RAW DATA →
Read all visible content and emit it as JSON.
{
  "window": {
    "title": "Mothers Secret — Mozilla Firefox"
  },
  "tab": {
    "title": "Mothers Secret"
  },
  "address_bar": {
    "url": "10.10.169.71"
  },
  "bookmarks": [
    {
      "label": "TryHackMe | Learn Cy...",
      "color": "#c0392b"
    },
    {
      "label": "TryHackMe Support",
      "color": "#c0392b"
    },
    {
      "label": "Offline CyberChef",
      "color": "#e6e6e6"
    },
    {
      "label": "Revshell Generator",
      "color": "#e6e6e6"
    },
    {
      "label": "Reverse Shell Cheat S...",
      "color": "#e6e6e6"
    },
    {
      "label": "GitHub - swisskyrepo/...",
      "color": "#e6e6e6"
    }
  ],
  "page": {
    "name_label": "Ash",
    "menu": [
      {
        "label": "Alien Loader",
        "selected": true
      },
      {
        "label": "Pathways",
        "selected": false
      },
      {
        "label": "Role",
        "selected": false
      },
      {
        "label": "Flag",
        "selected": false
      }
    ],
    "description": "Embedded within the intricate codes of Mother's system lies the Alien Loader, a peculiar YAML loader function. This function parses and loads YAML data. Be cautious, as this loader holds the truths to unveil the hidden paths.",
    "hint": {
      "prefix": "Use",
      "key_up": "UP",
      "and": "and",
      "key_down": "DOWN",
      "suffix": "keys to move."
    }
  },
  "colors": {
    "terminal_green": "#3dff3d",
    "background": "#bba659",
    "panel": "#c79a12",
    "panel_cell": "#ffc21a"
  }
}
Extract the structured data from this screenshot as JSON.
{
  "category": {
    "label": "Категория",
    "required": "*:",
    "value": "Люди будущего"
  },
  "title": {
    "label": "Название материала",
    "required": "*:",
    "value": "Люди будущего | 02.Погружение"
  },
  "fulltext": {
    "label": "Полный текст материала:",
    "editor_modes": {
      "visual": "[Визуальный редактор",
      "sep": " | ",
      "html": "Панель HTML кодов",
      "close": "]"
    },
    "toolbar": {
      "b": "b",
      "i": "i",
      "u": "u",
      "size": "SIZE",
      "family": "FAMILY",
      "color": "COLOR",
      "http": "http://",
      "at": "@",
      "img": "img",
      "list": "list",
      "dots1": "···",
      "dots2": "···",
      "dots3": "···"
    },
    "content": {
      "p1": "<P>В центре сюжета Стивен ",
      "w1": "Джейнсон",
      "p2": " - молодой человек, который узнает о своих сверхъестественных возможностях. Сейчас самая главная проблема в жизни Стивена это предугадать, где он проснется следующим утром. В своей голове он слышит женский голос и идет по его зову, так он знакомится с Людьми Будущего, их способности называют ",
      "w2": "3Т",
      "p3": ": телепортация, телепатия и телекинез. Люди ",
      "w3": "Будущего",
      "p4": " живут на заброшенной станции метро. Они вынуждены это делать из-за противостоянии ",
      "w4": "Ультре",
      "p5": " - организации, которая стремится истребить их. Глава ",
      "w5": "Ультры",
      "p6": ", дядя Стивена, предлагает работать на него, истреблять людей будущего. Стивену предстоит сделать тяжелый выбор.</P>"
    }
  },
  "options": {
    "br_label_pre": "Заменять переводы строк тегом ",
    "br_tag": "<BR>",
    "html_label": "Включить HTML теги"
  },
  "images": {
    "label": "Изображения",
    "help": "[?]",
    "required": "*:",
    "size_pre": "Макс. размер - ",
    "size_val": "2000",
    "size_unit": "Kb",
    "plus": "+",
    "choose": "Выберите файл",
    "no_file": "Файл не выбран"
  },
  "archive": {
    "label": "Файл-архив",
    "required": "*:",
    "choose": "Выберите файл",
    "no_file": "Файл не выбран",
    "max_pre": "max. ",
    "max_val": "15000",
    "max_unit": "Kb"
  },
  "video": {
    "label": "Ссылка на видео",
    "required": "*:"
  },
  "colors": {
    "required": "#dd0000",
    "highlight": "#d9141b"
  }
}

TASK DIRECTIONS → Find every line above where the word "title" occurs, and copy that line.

COMPLETED EXERCISE →
    "title": "Mothers Secret — Mozilla Firefox"
    "title": "Mothers Secret"
  "title": {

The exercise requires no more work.